> **EXERCISE INSTRUCTIONS**
Lines from the material below that hold the string "сайта" are what is needed; copy each of them.
======== SUPPLIED DATA
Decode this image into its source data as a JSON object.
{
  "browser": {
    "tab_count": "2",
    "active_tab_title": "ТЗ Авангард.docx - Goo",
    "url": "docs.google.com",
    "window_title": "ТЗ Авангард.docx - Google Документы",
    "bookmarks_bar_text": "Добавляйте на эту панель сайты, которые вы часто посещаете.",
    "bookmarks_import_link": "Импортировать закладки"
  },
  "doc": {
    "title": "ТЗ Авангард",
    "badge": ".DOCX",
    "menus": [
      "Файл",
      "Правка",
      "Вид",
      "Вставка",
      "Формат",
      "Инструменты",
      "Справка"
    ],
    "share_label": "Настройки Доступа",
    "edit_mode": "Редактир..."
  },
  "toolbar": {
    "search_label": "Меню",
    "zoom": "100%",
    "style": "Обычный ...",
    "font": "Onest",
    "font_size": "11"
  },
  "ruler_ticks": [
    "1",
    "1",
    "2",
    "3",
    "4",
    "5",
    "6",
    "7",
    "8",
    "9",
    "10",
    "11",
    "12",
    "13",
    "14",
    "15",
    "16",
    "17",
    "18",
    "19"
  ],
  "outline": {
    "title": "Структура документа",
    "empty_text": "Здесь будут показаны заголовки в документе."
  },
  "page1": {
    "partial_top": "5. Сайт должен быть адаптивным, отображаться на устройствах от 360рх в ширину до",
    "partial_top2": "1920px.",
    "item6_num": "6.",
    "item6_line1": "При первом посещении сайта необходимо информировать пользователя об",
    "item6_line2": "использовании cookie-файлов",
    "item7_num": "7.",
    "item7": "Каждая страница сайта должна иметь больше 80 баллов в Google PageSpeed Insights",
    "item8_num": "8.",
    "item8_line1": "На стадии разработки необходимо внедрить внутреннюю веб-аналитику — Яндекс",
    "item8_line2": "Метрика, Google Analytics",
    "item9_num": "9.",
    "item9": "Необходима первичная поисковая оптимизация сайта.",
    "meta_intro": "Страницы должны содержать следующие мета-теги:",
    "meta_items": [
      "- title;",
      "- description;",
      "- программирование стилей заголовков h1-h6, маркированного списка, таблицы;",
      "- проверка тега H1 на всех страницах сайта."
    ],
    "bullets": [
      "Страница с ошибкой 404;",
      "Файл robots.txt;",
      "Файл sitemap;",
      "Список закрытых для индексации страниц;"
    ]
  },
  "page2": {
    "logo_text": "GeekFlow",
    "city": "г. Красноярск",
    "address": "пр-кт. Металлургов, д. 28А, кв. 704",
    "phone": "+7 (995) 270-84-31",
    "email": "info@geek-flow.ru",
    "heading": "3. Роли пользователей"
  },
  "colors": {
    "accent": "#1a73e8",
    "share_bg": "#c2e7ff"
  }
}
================
> **ANSWER BOX**
    "item6_line1": "При первом посещении сайта необходимо информировать пользователя об",
    "item7": "Каждая страница сайта должна иметь больше 80 баллов в Google PageSpeed Insights",
    "item9": "Необходима первичная поисковая оптимизация сайта.",
      "- проверка тега H1 на всех страницах сайта."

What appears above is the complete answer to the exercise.